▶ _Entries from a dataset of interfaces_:
++++++++++

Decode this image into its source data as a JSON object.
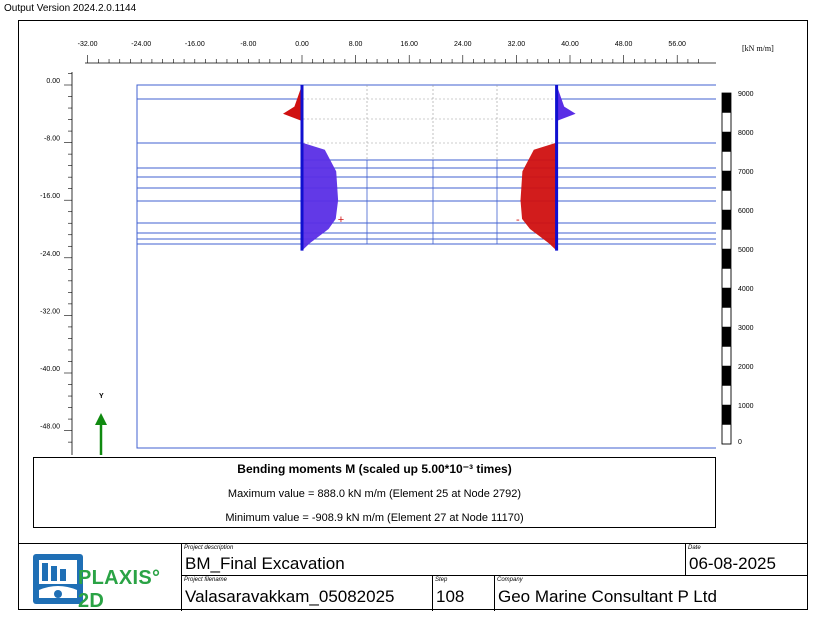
{
  "version_text": "Output Version 2024.2.0.1144",
  "chart_data": {
    "type": "line",
    "title": "Bending moments M (scaled up 5.00*10⁻³ times)",
    "x_ticks": [
      "-32.00",
      "-24.00",
      "-16.00",
      "-8.00",
      "0.00",
      "8.00",
      "16.00",
      "24.00",
      "32.00",
      "40.00",
      "48.00",
      "56.00"
    ],
    "x_unit": "[kN m/m]",
    "y_ticks": [
      "0.00",
      "-8.00",
      "-16.00",
      "-24.00",
      "-32.00",
      "-40.00",
      "-48.00"
    ],
    "axis_label": "Y",
    "scale_ticks": [
      "9000",
      "8000",
      "7000",
      "6000",
      "5000",
      "4000",
      "3000",
      "2000",
      "1000",
      "0"
    ],
    "series": [
      {
        "name": "Left wall",
        "wall_x": 0.0,
        "depth": [
          0,
          -3,
          -4,
          -5,
          -8,
          -9,
          -12,
          -16,
          -18.6,
          -20,
          -22,
          -23
        ],
        "moment": [
          0,
          -200,
          -500,
          0,
          0,
          600,
          900,
          950,
          888,
          700,
          200,
          0
        ]
      },
      {
        "name": "Right wall",
        "wall_x": 38.0,
        "depth": [
          0,
          -3,
          -4,
          -5,
          -8,
          -9,
          -12,
          -16,
          -18.6,
          -20,
          -22,
          -23
        ],
        "moment": [
          0,
          200,
          500,
          0,
          0,
          -600,
          -900,
          -950,
          -908.9,
          -700,
          -200,
          0
        ]
      }
    ],
    "max_marker": "+",
    "min_marker": "-"
  },
  "caption": {
    "title": "Bending moments M (scaled up 5.00*10⁻³ times)",
    "max_text": "Maximum value = 888.0 kN m/m (Element 25 at Node 2792)",
    "min_text": "Minimum value = -908.9 kN m/m (Element 27 at Node 11170)"
  },
  "title_block": {
    "logo_text": "PLAXIS° 2D",
    "project_description_label": "Project description",
    "project_description": "BM_Final Excavation",
    "date_label": "Date",
    "date": "06-08-2025",
    "project_filename_label": "Project filename",
    "project_filename": "Valasaravakkam_05082025",
    "step_label": "Step",
    "step": "108",
    "company_label": "Company",
    "company": "Geo Marine Consultant P Ltd"
  },
  "colors": {
    "wall": "#1010d0",
    "positive": "#5a2ee6",
    "negative": "#d01010",
    "axis_arrow": "#108a10",
    "layer_line": "#4060d0"
  }
}
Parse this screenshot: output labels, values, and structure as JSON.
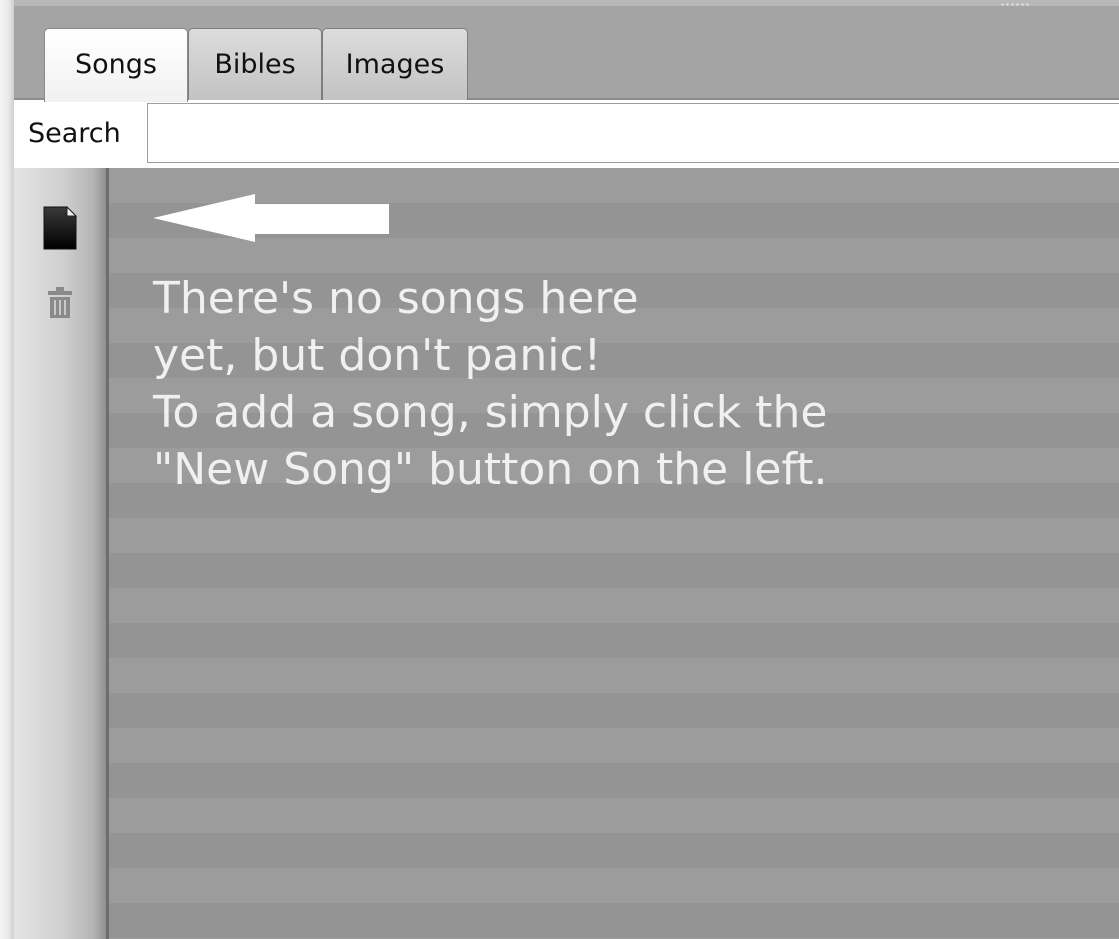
{
  "tabs": [
    {
      "label": "Songs",
      "active": true
    },
    {
      "label": "Bibles",
      "active": false
    },
    {
      "label": "Images",
      "active": false
    }
  ],
  "search": {
    "label": "Search",
    "value": "",
    "placeholder": ""
  },
  "toolbar": {
    "new_song_icon": "new-document-icon",
    "delete_icon": "trash-icon"
  },
  "empty_state": {
    "arrow_icon": "arrow-left-icon",
    "lines": [
      "There's no songs here",
      "yet, but don't panic!",
      "To add a song, simply click the",
      "\"New Song\" button on the left."
    ]
  },
  "colors": {
    "panel_background": "#9c9c9c",
    "message_text": "#f0f0f0",
    "arrow": "#ffffff"
  }
}
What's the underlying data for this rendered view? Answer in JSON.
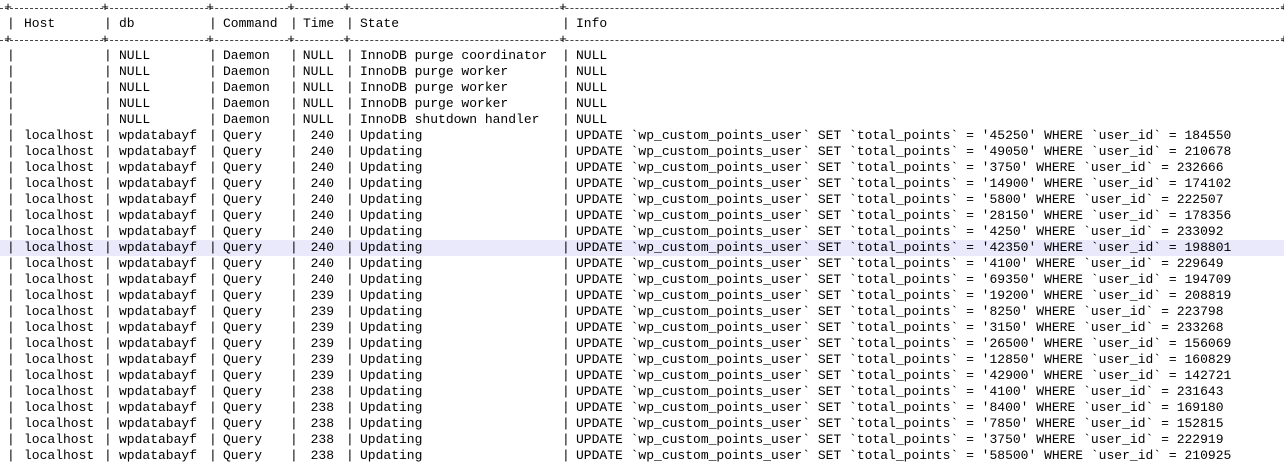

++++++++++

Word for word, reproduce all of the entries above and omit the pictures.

Decode this image into its source data as a JSON object.
{
  "version_text": "Output Version 2024.2.0.1144",
  "chart_data": {
    "type": "line",
    "title": "Bending moments M (scaled up 5.00*10⁻³ times)",
    "x_ticks": [
      "-32.00",
      "-24.00",
      "-16.00",
      "-8.00",
      "0.00",
      "8.00",
      "16.00",
      "24.00",
      "32.00",
      "40.00",
      "48.00",
      "56.00"
    ],
    "x_unit": "[kN m/m]",
    "y_ticks": [
      "0.00",
      "-8.00",
      "-16.00",
      "-24.00",
      "-32.00",
      "-40.00",
      "-48.00"
    ],
    "axis_label": "Y",
    "scale_ticks": [
      "9000",
      "8000",
      "7000",
      "6000",
      "5000",
      "4000",
      "3000",
      "2000",
      "1000",
      "0"
    ],
    "series": [
      {
        "name": "Left wall",
        "wall_x": 0.0,
        "depth": [
          0,
          -3,
          -4,
          -5,
          -8,
          -9,
          -12,
          -16,
          -18.6,
          -20,
          -22,
          -23
        ],
        "moment": [
          0,
          -200,
          -500,
          0,
          0,
          600,
          900,
          950,
          888,
          700,
          200,
          0
        ]
      },
      {
        "name": "Right wall",
        "wall_x": 38.0,
        "depth": [
          0,
          -3,
          -4,
          -5,
          -8,
          -9,
          -12,
          -16,
          -18.6,
          -20,
          -22,
          -23
        ],
        "moment": [
          0,
          200,
          500,
          0,
          0,
          -600,
          -900,
          -950,
          -908.9,
          -700,
          -200,
          0
        ]
      }
    ],
    "max_marker": "+",
    "min_marker": "-"
  },
  "caption": {
    "title": "Bending moments M (scaled up 5.00*10⁻³ times)",
    "max_text": "Maximum value = 888.0 kN m/m (Element 25 at Node 2792)",
    "min_text": "Minimum value = -908.9 kN m/m (Element 27 at Node 11170)"
  },
  "title_block": {
    "logo_text": "PLAXIS° 2D",
    "project_description_label": "Project description",
    "project_description": "BM_Final Excavation",
    "date_label": "Date",
    "date": "06-08-2025",
    "project_filename_label": "Project filename",
    "project_filename": "Valasaravakkam_05082025",
    "step_label": "Step",
    "step": "108",
    "company_label": "Company",
    "company": "Geo Marine Consultant P Ltd"
  },
  "colors": {
    "wall": "#1010d0",
    "positive": "#5a2ee6",
    "negative": "#d01010",
    "axis_arrow": "#108a10",
    "layer_line": "#4060d0"
  }
}
Parse this screenshot: output labels, values, and structure as JSON.
{
  "tabs": [
    {
      "label": "Songs",
      "active": true
    },
    {
      "label": "Bibles",
      "active": false
    },
    {
      "label": "Images",
      "active": false
    }
  ],
  "search": {
    "label": "Search",
    "value": "",
    "placeholder": ""
  },
  "toolbar": {
    "new_song_icon": "new-document-icon",
    "delete_icon": "trash-icon"
  },
  "empty_state": {
    "arrow_icon": "arrow-left-icon",
    "lines": [
      "There's no songs here",
      "yet, but don't panic!",
      "To add a song, simply click the",
      "\"New Song\" button on the left."
    ]
  },
  "colors": {
    "panel_background": "#9c9c9c",
    "message_text": "#f0f0f0",
    "arrow": "#ffffff"
  }
}
What's the underlying data for this rendered view? Answer in JSON.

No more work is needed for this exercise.